What is expected:
Determine how many lines of the data include the word "screenshot", and write only that number.

App and web page records:
--- START ---
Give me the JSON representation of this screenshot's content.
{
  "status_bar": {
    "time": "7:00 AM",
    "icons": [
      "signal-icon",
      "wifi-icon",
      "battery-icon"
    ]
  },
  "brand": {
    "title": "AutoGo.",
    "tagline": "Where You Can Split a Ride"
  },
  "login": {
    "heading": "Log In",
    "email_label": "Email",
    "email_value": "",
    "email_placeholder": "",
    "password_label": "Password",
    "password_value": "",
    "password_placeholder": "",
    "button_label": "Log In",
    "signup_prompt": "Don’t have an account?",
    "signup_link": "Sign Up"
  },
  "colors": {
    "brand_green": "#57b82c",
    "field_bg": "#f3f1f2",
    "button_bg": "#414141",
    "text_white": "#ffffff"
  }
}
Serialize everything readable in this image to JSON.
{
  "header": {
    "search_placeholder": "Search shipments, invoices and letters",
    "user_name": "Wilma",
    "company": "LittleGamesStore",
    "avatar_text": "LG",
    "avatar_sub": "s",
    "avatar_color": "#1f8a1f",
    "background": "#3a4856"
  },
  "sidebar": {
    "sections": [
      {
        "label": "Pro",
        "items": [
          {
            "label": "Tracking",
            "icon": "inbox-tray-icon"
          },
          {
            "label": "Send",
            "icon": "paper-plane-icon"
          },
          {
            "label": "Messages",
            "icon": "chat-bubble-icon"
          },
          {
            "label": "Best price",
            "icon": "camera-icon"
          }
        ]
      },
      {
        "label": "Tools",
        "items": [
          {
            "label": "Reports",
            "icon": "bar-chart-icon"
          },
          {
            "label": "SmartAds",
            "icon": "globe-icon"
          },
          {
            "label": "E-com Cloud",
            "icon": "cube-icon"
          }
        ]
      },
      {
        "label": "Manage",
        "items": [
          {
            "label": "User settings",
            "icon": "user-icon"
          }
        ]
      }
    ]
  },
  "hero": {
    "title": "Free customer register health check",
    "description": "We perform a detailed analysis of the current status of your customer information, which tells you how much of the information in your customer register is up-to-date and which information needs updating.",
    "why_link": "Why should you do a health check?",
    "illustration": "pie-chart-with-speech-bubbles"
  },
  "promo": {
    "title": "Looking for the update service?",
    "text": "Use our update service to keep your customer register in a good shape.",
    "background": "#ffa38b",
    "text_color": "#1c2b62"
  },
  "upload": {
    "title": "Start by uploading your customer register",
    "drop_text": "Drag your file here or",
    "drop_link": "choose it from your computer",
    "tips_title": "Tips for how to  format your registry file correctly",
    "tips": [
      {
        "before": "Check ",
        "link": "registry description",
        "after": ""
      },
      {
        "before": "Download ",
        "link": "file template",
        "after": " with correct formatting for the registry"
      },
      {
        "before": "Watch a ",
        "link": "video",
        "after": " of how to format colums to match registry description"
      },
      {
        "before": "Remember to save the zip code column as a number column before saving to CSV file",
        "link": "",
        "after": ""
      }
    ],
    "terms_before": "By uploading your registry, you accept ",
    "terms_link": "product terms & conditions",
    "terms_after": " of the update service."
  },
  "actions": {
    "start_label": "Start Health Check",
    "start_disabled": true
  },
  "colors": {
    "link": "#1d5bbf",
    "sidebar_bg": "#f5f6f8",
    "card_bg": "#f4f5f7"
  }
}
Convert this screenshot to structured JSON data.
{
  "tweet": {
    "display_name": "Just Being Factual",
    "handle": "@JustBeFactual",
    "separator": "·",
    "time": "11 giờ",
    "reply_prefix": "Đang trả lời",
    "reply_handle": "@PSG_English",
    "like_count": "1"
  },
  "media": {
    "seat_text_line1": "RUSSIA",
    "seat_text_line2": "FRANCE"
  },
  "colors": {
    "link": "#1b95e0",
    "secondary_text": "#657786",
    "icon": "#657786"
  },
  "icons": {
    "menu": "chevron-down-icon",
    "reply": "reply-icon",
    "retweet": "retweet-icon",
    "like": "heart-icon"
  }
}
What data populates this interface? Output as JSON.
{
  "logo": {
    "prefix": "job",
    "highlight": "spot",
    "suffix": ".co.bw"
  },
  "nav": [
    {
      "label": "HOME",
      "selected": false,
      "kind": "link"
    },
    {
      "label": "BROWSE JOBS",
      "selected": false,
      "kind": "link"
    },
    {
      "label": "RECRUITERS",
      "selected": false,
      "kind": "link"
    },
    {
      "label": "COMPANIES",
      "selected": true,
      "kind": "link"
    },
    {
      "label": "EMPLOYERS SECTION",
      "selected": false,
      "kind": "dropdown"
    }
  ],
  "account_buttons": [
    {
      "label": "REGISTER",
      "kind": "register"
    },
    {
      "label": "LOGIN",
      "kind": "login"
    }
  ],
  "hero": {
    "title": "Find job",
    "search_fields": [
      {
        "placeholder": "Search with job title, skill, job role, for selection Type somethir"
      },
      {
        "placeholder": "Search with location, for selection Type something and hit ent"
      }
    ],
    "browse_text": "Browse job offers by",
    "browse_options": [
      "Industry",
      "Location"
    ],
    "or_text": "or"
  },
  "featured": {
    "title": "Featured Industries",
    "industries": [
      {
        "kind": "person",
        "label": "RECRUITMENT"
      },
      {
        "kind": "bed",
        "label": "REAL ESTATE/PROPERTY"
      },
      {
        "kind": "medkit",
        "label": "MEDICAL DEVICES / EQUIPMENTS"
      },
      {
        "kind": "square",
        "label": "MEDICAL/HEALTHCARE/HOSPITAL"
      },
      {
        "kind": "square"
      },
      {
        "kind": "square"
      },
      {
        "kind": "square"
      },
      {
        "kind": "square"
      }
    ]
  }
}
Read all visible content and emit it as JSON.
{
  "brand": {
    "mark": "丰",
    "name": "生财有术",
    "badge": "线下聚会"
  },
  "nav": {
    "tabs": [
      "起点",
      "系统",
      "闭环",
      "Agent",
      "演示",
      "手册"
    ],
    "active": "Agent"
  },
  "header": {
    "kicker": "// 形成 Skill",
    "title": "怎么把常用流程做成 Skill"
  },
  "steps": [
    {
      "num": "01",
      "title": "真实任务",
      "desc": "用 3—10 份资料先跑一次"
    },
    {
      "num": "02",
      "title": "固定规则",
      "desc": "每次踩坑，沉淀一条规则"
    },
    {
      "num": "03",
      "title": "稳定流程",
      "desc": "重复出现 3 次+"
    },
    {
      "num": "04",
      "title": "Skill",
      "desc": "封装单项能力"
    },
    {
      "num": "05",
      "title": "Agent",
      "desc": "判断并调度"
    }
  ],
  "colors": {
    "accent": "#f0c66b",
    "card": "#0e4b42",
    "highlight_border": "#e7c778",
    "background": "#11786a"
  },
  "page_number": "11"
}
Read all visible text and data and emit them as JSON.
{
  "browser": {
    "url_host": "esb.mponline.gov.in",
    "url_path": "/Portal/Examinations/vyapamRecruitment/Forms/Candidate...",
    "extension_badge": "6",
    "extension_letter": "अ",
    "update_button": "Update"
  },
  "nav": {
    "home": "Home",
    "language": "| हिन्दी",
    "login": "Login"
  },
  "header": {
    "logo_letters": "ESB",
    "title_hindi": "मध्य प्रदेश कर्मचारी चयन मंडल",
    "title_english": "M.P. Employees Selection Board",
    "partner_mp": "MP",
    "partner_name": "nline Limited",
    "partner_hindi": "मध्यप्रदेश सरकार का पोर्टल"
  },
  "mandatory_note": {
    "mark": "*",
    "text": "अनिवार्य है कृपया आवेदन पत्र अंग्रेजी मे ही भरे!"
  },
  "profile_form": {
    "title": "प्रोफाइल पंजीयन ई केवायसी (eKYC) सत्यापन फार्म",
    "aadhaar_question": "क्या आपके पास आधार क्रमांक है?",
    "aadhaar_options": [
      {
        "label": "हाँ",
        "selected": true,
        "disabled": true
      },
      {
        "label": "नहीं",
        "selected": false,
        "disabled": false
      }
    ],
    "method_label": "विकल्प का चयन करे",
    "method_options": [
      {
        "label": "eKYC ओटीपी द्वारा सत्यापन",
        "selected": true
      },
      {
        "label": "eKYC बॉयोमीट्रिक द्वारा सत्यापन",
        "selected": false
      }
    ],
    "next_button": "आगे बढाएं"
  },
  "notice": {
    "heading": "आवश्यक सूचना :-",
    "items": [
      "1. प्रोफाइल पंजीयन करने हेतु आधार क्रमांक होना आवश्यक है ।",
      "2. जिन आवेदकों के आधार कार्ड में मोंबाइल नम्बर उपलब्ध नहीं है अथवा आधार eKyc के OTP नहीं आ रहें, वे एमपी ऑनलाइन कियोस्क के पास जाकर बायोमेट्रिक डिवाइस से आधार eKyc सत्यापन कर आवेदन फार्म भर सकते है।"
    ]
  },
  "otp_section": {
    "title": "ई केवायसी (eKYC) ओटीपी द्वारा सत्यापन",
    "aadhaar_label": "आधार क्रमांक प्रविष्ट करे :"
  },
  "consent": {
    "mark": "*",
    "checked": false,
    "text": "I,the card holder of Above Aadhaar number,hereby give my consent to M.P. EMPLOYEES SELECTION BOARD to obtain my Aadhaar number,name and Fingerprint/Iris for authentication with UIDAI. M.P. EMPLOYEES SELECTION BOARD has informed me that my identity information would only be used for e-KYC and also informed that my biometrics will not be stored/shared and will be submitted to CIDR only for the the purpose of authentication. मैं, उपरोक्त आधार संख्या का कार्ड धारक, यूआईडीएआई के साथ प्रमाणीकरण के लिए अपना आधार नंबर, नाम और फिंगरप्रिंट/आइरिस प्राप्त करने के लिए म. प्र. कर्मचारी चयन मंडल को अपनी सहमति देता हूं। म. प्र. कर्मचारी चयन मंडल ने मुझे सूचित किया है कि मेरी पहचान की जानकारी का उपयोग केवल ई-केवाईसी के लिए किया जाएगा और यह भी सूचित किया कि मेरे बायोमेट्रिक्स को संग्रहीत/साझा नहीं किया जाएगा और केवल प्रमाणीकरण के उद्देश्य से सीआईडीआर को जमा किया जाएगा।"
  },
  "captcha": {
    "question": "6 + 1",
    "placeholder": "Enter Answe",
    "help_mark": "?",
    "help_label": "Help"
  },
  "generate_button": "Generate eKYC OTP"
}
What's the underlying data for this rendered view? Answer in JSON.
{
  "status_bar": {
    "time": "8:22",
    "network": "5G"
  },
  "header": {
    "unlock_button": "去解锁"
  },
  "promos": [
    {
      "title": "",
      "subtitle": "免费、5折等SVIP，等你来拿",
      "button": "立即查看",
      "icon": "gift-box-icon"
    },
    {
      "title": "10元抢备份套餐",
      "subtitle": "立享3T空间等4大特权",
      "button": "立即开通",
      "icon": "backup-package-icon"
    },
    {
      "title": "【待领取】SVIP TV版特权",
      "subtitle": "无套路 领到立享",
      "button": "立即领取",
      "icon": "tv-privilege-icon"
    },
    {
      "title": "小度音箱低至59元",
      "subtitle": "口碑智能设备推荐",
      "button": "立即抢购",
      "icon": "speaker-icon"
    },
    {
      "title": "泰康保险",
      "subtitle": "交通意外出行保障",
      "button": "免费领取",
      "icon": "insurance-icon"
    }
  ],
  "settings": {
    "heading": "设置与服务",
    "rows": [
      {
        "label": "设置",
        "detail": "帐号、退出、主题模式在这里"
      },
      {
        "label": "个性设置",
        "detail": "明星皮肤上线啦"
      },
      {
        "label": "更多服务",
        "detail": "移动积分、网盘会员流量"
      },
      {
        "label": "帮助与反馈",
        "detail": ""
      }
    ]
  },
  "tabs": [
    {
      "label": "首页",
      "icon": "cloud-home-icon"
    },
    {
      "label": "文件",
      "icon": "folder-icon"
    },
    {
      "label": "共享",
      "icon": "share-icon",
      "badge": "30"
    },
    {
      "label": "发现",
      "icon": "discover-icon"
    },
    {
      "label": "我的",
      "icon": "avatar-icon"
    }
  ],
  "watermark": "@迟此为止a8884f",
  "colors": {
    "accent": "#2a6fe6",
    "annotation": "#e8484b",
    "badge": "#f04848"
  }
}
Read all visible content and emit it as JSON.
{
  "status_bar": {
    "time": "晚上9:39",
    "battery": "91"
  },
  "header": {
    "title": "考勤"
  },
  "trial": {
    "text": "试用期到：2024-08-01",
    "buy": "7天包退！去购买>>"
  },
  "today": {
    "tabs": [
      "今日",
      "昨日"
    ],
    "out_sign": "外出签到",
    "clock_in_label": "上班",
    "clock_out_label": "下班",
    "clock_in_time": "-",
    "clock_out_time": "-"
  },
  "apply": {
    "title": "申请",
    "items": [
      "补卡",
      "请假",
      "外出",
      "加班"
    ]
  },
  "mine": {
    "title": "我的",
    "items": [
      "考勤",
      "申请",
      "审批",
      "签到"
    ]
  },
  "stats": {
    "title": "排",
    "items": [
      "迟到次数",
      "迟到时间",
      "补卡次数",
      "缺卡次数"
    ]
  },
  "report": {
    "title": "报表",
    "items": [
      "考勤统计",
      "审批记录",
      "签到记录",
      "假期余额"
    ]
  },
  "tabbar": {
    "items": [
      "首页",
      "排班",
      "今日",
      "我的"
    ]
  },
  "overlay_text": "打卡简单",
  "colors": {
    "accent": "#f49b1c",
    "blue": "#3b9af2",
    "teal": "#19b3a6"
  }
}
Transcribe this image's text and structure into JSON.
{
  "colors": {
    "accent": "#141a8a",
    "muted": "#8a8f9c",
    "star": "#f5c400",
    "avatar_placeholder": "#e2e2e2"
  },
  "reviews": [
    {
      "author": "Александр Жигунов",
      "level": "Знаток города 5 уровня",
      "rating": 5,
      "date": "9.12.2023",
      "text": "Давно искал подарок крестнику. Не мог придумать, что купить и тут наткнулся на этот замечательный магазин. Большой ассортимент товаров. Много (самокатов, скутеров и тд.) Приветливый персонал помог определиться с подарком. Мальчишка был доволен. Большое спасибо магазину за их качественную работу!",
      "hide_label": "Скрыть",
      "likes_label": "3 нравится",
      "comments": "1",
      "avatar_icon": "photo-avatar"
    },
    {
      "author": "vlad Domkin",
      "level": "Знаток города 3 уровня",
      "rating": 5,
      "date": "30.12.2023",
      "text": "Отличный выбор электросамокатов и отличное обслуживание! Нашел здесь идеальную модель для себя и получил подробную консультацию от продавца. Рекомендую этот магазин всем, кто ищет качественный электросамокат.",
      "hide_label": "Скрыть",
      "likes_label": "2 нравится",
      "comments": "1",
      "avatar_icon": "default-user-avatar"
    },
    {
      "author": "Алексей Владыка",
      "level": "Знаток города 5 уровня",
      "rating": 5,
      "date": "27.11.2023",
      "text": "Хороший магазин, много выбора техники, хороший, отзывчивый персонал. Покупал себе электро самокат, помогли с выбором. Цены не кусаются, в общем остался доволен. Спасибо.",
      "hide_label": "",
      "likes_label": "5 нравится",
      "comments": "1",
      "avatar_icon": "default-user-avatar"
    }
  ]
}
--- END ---
Task output:
2